**PROVIDED DATA**
——————
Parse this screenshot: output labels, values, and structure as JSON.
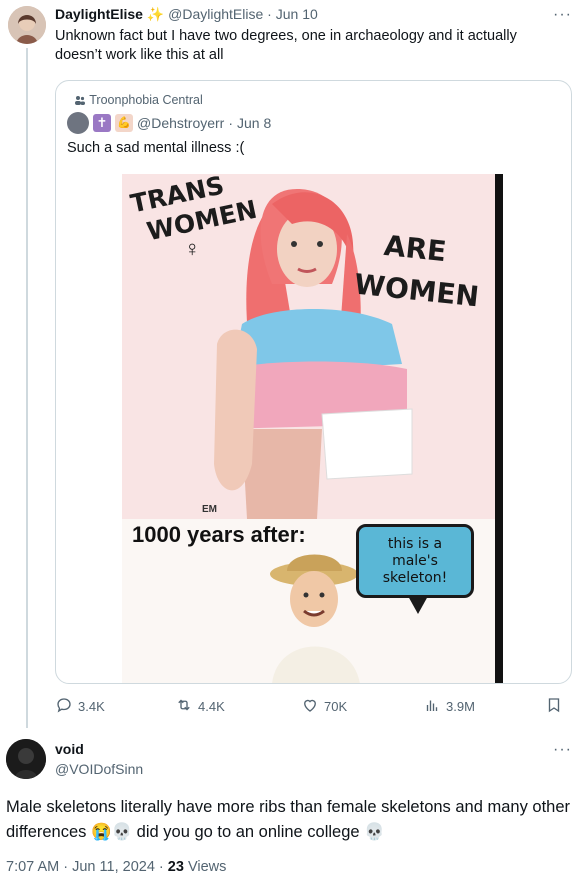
{
  "tweet1": {
    "display_name": "DaylightElise",
    "emoji": "✨",
    "handle": "@DaylightElise",
    "date": "Jun 10",
    "text": "Unknown fact but I have two degrees, one  in archaeology and it actually doesn’t work like this at all",
    "more": "···"
  },
  "quote": {
    "community": "Troonphobia Central",
    "handle": "@Dehstroyerr",
    "date": "Jun 8",
    "text": "Such a sad mental illness :(",
    "badges": [
      "✝",
      "💪"
    ],
    "image": {
      "word_trans": "TRANS",
      "word_women_left": "WOMEN",
      "word_are": "ARE",
      "word_women_right": "WOMEN",
      "venus": "♀",
      "signature": "EM",
      "caption": "1000 years after:",
      "bubble_text": "this is a\nmale's\nskeleton!"
    }
  },
  "actions": {
    "replies": "3.4K",
    "reposts": "4.4K",
    "likes": "70K",
    "views": "3.9M"
  },
  "tweet2": {
    "display_name": "void",
    "handle": "@VOIDofSinn",
    "more": "···",
    "text": "Male skeletons literally have more ribs than female skeletons and many other differences 😭💀 did you go to an online college 💀",
    "time": "7:07 AM",
    "date": "Jun 11, 2024",
    "views_count": "23",
    "views_label": "Views"
  }
}
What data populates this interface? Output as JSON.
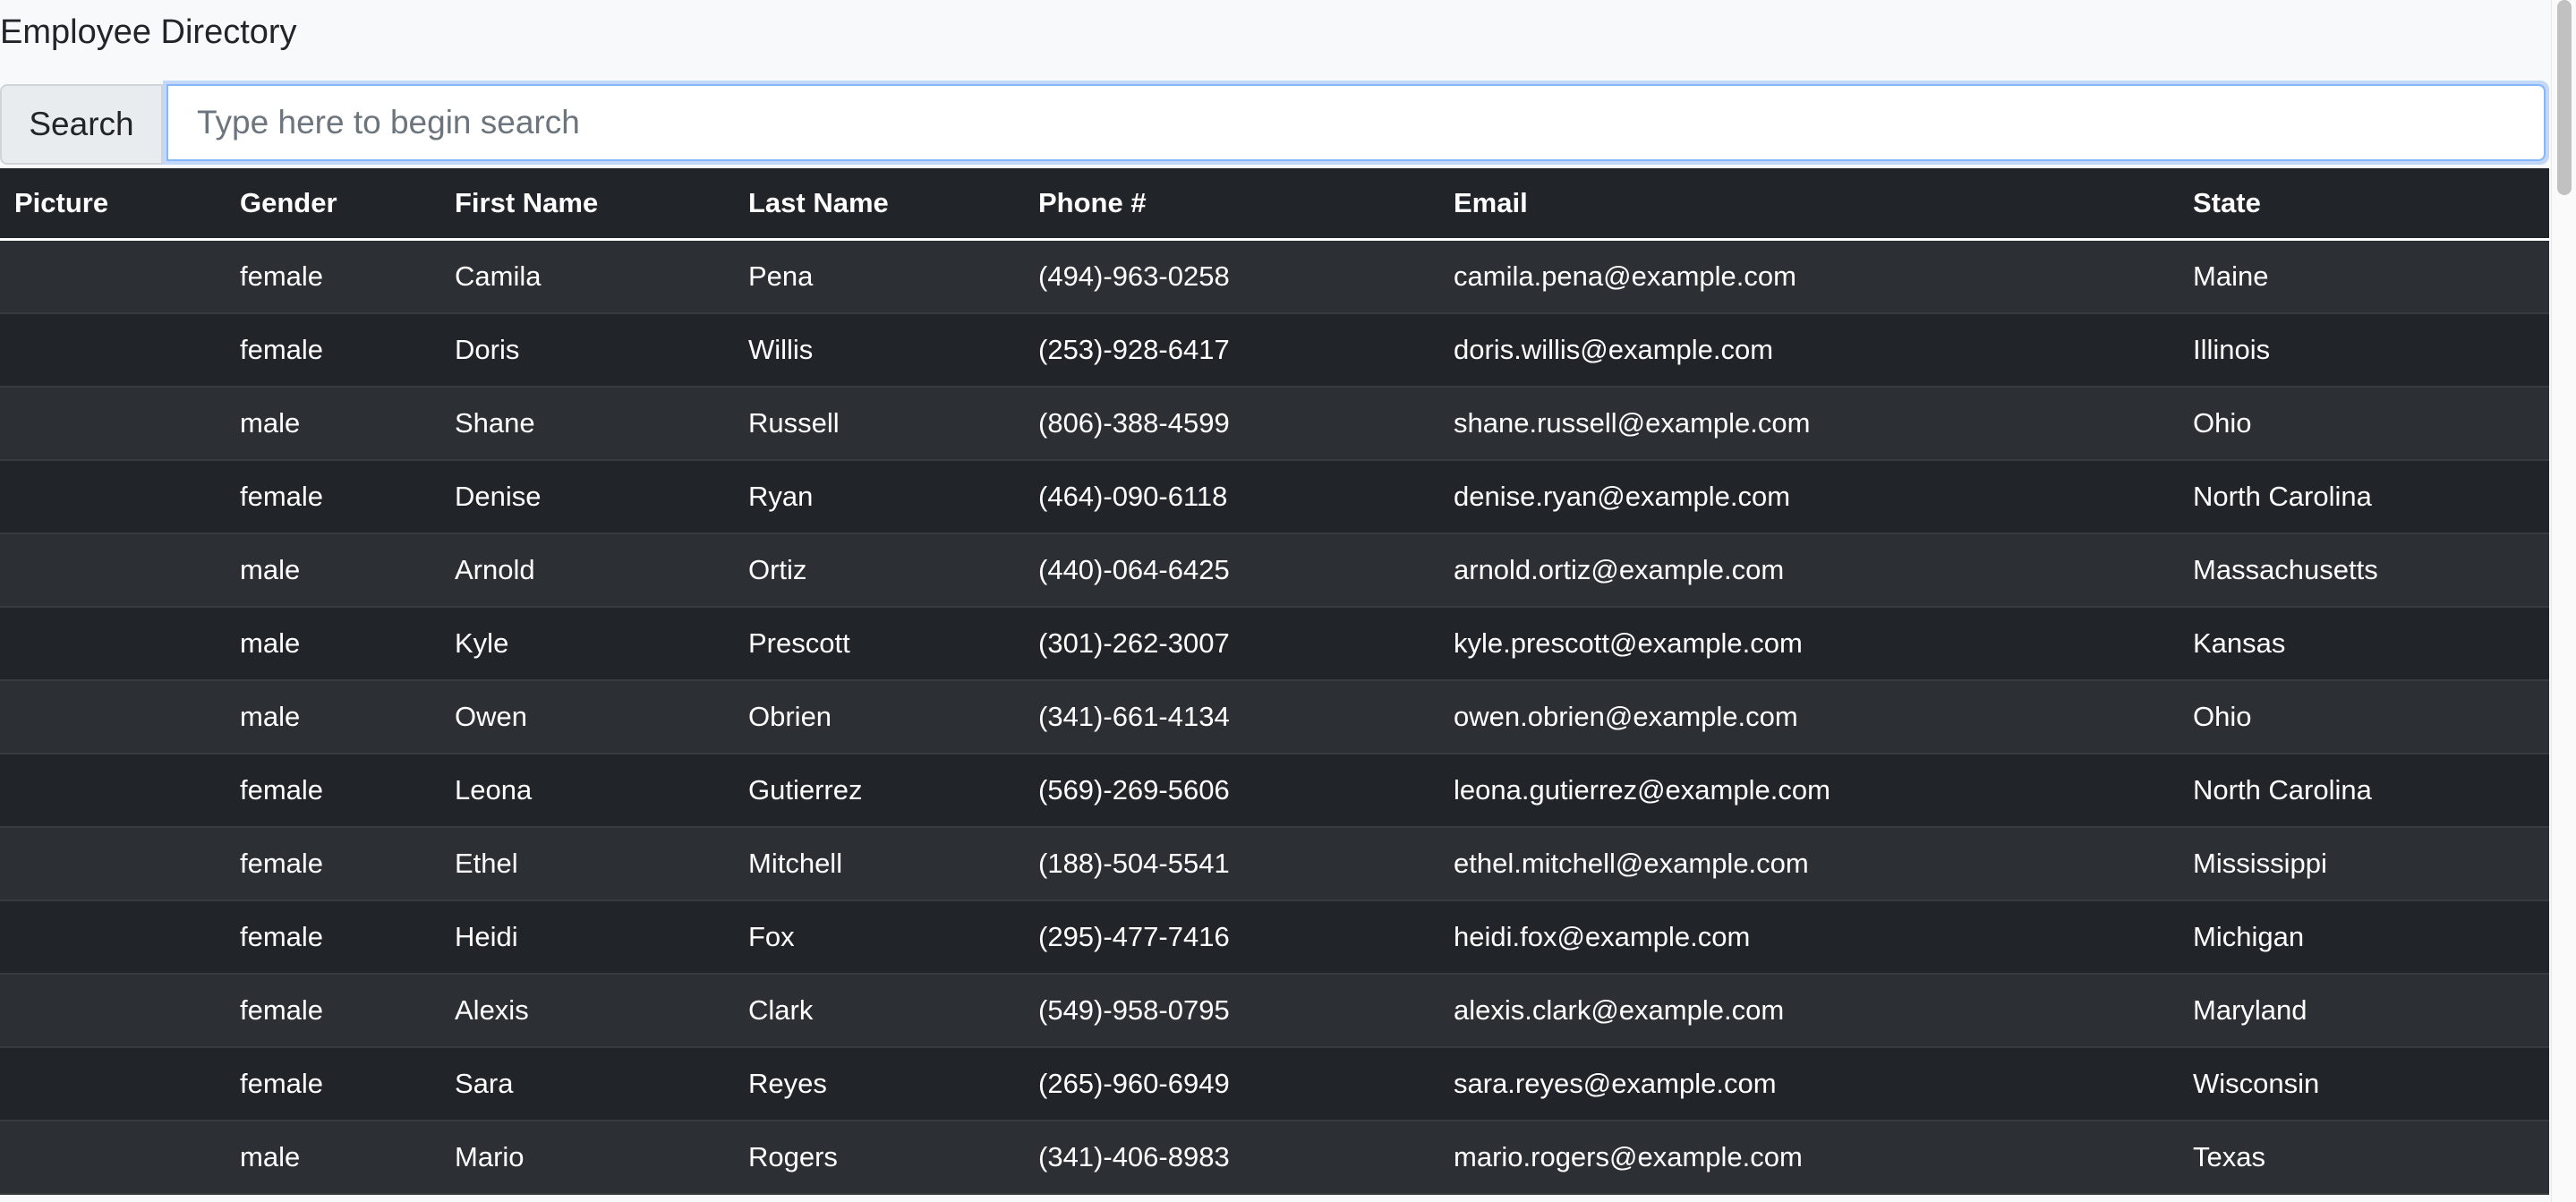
{
  "header": {
    "title": "Employee Directory"
  },
  "search": {
    "label": "Search",
    "placeholder": "Type here to begin search",
    "value": ""
  },
  "table": {
    "columns": [
      "Picture",
      "Gender",
      "First Name",
      "Last Name",
      "Phone #",
      "Email",
      "State"
    ],
    "rows": [
      {
        "picture": "",
        "gender": "female",
        "first": "Camila",
        "last": "Pena",
        "phone": "(494)-963-0258",
        "email": "camila.pena@example.com",
        "state": "Maine"
      },
      {
        "picture": "",
        "gender": "female",
        "first": "Doris",
        "last": "Willis",
        "phone": "(253)-928-6417",
        "email": "doris.willis@example.com",
        "state": "Illinois"
      },
      {
        "picture": "",
        "gender": "male",
        "first": "Shane",
        "last": "Russell",
        "phone": "(806)-388-4599",
        "email": "shane.russell@example.com",
        "state": "Ohio"
      },
      {
        "picture": "",
        "gender": "female",
        "first": "Denise",
        "last": "Ryan",
        "phone": "(464)-090-6118",
        "email": "denise.ryan@example.com",
        "state": "North Carolina"
      },
      {
        "picture": "",
        "gender": "male",
        "first": "Arnold",
        "last": "Ortiz",
        "phone": "(440)-064-6425",
        "email": "arnold.ortiz@example.com",
        "state": "Massachusetts"
      },
      {
        "picture": "",
        "gender": "male",
        "first": "Kyle",
        "last": "Prescott",
        "phone": "(301)-262-3007",
        "email": "kyle.prescott@example.com",
        "state": "Kansas"
      },
      {
        "picture": "",
        "gender": "male",
        "first": "Owen",
        "last": "Obrien",
        "phone": "(341)-661-4134",
        "email": "owen.obrien@example.com",
        "state": "Ohio"
      },
      {
        "picture": "",
        "gender": "female",
        "first": "Leona",
        "last": "Gutierrez",
        "phone": "(569)-269-5606",
        "email": "leona.gutierrez@example.com",
        "state": "North Carolina"
      },
      {
        "picture": "",
        "gender": "female",
        "first": "Ethel",
        "last": "Mitchell",
        "phone": "(188)-504-5541",
        "email": "ethel.mitchell@example.com",
        "state": "Mississippi"
      },
      {
        "picture": "",
        "gender": "female",
        "first": "Heidi",
        "last": "Fox",
        "phone": "(295)-477-7416",
        "email": "heidi.fox@example.com",
        "state": "Michigan"
      },
      {
        "picture": "",
        "gender": "female",
        "first": "Alexis",
        "last": "Clark",
        "phone": "(549)-958-0795",
        "email": "alexis.clark@example.com",
        "state": "Maryland"
      },
      {
        "picture": "",
        "gender": "female",
        "first": "Sara",
        "last": "Reyes",
        "phone": "(265)-960-6949",
        "email": "sara.reyes@example.com",
        "state": "Wisconsin"
      },
      {
        "picture": "",
        "gender": "male",
        "first": "Mario",
        "last": "Rogers",
        "phone": "(341)-406-8983",
        "email": "mario.rogers@example.com",
        "state": "Texas"
      }
    ]
  }
}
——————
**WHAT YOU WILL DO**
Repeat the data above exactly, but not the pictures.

**EXERCISE SOLUTION**
Parse this screenshot: output labels, values, and structure as JSON.
{
  "tweet1": {
    "display_name": "DaylightElise",
    "emoji": "✨",
    "handle": "@DaylightElise",
    "date": "Jun 10",
    "text": "Unknown fact but I have two degrees, one  in archaeology and it actually doesn’t work like this at all",
    "more": "···"
  },
  "quote": {
    "community": "Troonphobia Central",
    "handle": "@Dehstroyerr",
    "date": "Jun 8",
    "text": "Such a sad mental illness :(",
    "badges": [
      "✝",
      "💪"
    ],
    "image": {
      "word_trans": "TRANS",
      "word_women_left": "WOMEN",
      "word_are": "ARE",
      "word_women_right": "WOMEN",
      "venus": "♀",
      "signature": "EM",
      "caption": "1000 years after:",
      "bubble_text": "this is a\nmale's\nskeleton!"
    }
  },
  "actions": {
    "replies": "3.4K",
    "reposts": "4.4K",
    "likes": "70K",
    "views": "3.9M"
  },
  "tweet2": {
    "display_name": "void",
    "handle": "@VOIDofSinn",
    "more": "···",
    "text": "Male skeletons literally have more ribs than female skeletons and many other differences 😭💀 did you go to an online college 💀",
    "time": "7:07 AM",
    "date": "Jun 11, 2024",
    "views_count": "23",
    "views_label": "Views"
  }
}
What data populates this interface? Output as JSON.
{
  "header": {
    "title": "Employee Directory"
  },
  "search": {
    "label": "Search",
    "placeholder": "Type here to begin search",
    "value": ""
  },
  "table": {
    "columns": [
      "Picture",
      "Gender",
      "First Name",
      "Last Name",
      "Phone #",
      "Email",
      "State"
    ],
    "rows": [
      {
        "picture": "",
        "gender": "female",
        "first": "Camila",
        "last": "Pena",
        "phone": "(494)-963-0258",
        "email": "camila.pena@example.com",
        "state": "Maine"
      },
      {
        "picture": "",
        "gender": "female",
        "first": "Doris",
        "last": "Willis",
        "phone": "(253)-928-6417",
        "email": "doris.willis@example.com",
        "state": "Illinois"
      },
      {
        "picture": "",
        "gender": "male",
        "first": "Shane",
        "last": "Russell",
        "phone": "(806)-388-4599",
        "email": "shane.russell@example.com",
        "state": "Ohio"
      },
      {
        "picture": "",
        "gender": "female",
        "first": "Denise",
        "last": "Ryan",
        "phone": "(464)-090-6118",
        "email": "denise.ryan@example.com",
        "state": "North Carolina"
      },
      {
        "picture": "",
        "gender": "male",
        "first": "Arnold",
        "last": "Ortiz",
        "phone": "(440)-064-6425",
        "email": "arnold.ortiz@example.com",
        "state": "Massachusetts"
      },
      {
        "picture": "",
        "gender": "male",
        "first": "Kyle",
        "last": "Prescott",
        "phone": "(301)-262-3007",
        "email": "kyle.prescott@example.com",
        "state": "Kansas"
      },
      {
        "picture": "",
        "gender": "male",
        "first": "Owen",
        "last": "Obrien",
        "phone": "(341)-661-4134",
        "email": "owen.obrien@example.com",
        "state": "Ohio"
      },
      {
        "picture": "",
        "gender": "female",
        "first": "Leona",
        "last": "Gutierrez",
        "phone": "(569)-269-5606",
        "email": "leona.gutierrez@example.com",
        "state": "North Carolina"
      },
      {
        "picture": "",
        "gender": "female",
        "first": "Ethel",
        "last": "Mitchell",
        "phone": "(188)-504-5541",
        "email": "ethel.mitchell@example.com",
        "state": "Mississippi"
      },
      {
        "picture": "",
        "gender": "female",
        "first": "Heidi",
        "last": "Fox",
        "phone": "(295)-477-7416",
        "email": "heidi.fox@example.com",
        "state": "Michigan"
      },
      {
        "picture": "",
        "gender": "female",
        "first": "Alexis",
        "last": "Clark",
        "phone": "(549)-958-0795",
        "email": "alexis.clark@example.com",
        "state": "Maryland"
      },
      {
        "picture": "",
        "gender": "female",
        "first": "Sara",
        "last": "Reyes",
        "phone": "(265)-960-6949",
        "email": "sara.reyes@example.com",
        "state": "Wisconsin"
      },
      {
        "picture": "",
        "gender": "male",
        "first": "Mario",
        "last": "Rogers",
        "phone": "(341)-406-8983",
        "email": "mario.rogers@example.com",
        "state": "Texas"
      }
    ]
  }
}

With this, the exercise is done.